strains to which Greece is currently exposed are a poor advertisement for the solidarity of
the eurozone. So the stronger European economies do need to specify the conditions under
which they will ensure a sound banking system, develop mutualised issues of public debt
and balance necessary fiscal austerity with effective policies on growth and jobs.

Over its history, the euro has been assailed by critics who believed or hoped it would
never come into being; that if it did it would rapidly dissolve; that its existence would ruin

the economies of its members; that it would destroy the EU. Despite the now evident
faults in the euro’s original architecture, none of these predictions has been fulfilled. The
developments of the past two years rather suggest that, slowly but surely, member states
realize the euro’s future and their own prosperity are dependent upon their ability to pursue
economic policy in common rather than separately.

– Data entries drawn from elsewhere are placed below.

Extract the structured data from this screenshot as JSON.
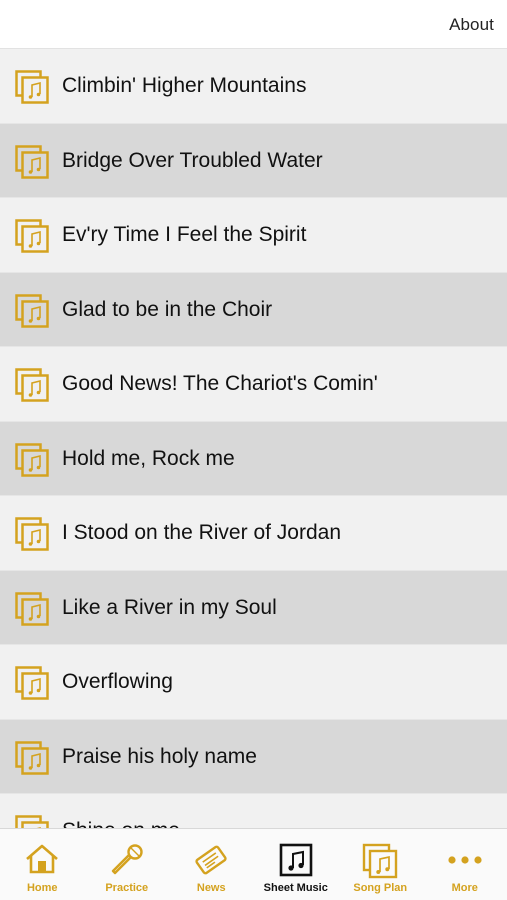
{
  "header": {
    "about_label": "About"
  },
  "songs": [
    "Climbin' Higher Mountains",
    "Bridge Over Troubled Water",
    "Ev'ry Time I Feel the Spirit",
    "Glad to be in the Choir",
    "Good News! The Chariot's Comin'",
    "Hold me, Rock me",
    "I Stood on the River of Jordan",
    "Like a River in my Soul",
    "Overflowing",
    "Praise his holy name",
    "Shine on me"
  ],
  "tabs": [
    {
      "label": "Home",
      "icon": "home-icon"
    },
    {
      "label": "Practice",
      "icon": "microphone-icon"
    },
    {
      "label": "News",
      "icon": "ticket-icon"
    },
    {
      "label": "Sheet Music",
      "icon": "music-note-icon",
      "active": true
    },
    {
      "label": "Song Plan",
      "icon": "song-plan-icon"
    },
    {
      "label": "More",
      "icon": "more-dots-icon"
    }
  ],
  "colors": {
    "accent": "#d4a21f",
    "active_tab": "#111111",
    "row_light": "#f1f1f1",
    "row_dark": "#d8d8d8"
  }
}
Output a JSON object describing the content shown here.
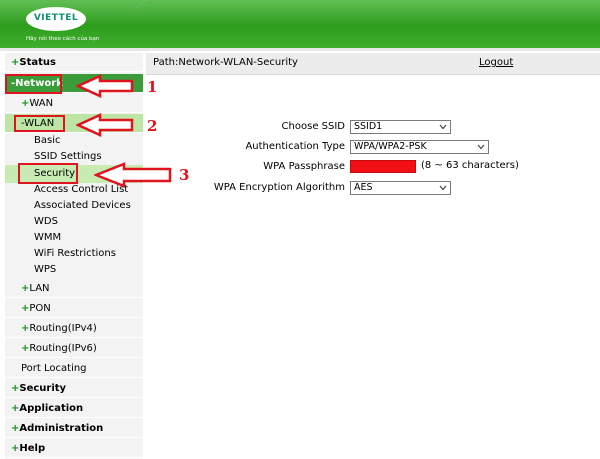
{
  "header": {
    "logo_text": "VIETTEL",
    "tagline": "Hãy nói theo cách của bạn",
    "colors": {
      "brand_green": "#3fae2c",
      "logo_teal": "#0f8f6f"
    }
  },
  "sidebar": {
    "status": "Status",
    "network": "Network",
    "wan": "WAN",
    "wlan": "WLAN",
    "basic": "Basic",
    "ssid_settings": "SSID Settings",
    "security": "Security",
    "access_control_list": "Access Control List",
    "associated_devices": "Associated Devices",
    "wds": "WDS",
    "wmm": "WMM",
    "wifi_restrictions": "WiFi Restrictions",
    "wps": "WPS",
    "lan": "LAN",
    "pon": "PON",
    "routing_ipv4": "Routing(IPv4)",
    "routing_ipv6": "Routing(IPv6)",
    "port_locating": "Port Locating",
    "security_main": "Security",
    "application": "Application",
    "administration": "Administration",
    "help": "Help",
    "plus": "+",
    "minus": "-"
  },
  "main": {
    "path": "Path:Network-WLAN-Security",
    "logout": "Logout",
    "form": {
      "choose_ssid_label": "Choose SSID",
      "choose_ssid_value": "SSID1",
      "auth_type_label": "Authentication Type",
      "auth_type_value": "WPA/WPA2-PSK",
      "passphrase_label": "WPA Passphrase",
      "passphrase_hint": "(8 ~ 63 characters)",
      "encryption_label": "WPA Encryption Algorithm",
      "encryption_value": "AES"
    }
  },
  "annotations": {
    "n1": "1",
    "n2": "2",
    "n3": "3",
    "color": "#e0141e"
  }
}
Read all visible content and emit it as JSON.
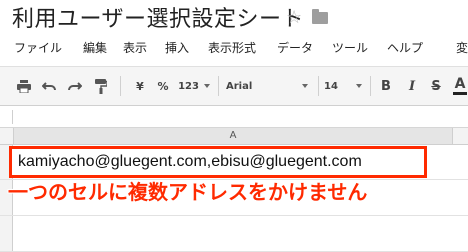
{
  "doc": {
    "title": "利用ユーザー選択設定シート"
  },
  "menu": {
    "items": [
      "ファイル",
      "編集",
      "表示",
      "挿入",
      "表示形式",
      "データ",
      "ツール",
      "ヘルプ",
      "変"
    ]
  },
  "toolbar": {
    "currency": "¥",
    "percent": "%",
    "number_format": "123",
    "font": "Arial",
    "font_size": "14",
    "bold": "B",
    "italic": "I",
    "strike": "S",
    "text_color": "A"
  },
  "sheet": {
    "column_a_header": "A",
    "cell_a1": "kamiyacho@gluegent.com,ebisu@gluegent.com"
  },
  "annotation": {
    "text": "一つのセルに複数アドレスをかけません"
  },
  "colors": {
    "highlight": "#ff2a00",
    "toolbar_bg": "#f5f5f5"
  }
}
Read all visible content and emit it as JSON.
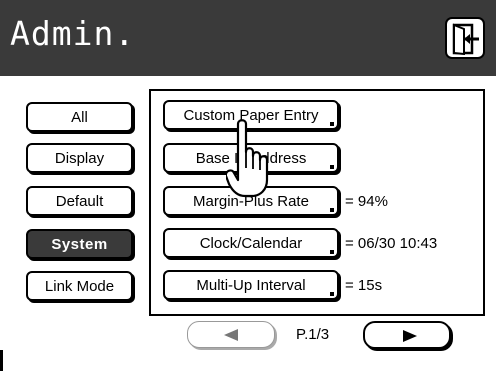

This common policy cannot be attained simply on the basis of strict accounting, to ensure
that each member state’s financial contribution matches – in the short term – its financial
benefits from the Eurozone. In another world, it might have been possible to proceed further
on this path of common economic policy. Democratic politics do not always allow this luxury.

When the euro was introduced national governments (including the UK) sought to keep
the greatest possible national autonomy for economic decision-making. Looking back, we
can see that this was inadequate. Much of the past eighteen months has been devoted to
repairing the gaps in the euro’s structure of governance. The process is not yet complete,
but remarkable changes of approach from member states are clear. The ratification of the
agreement is an essential part of this process. This will be appreciated by Irish voters in the
referendum and they will vote Yes.

This article was first published in The Financial Times.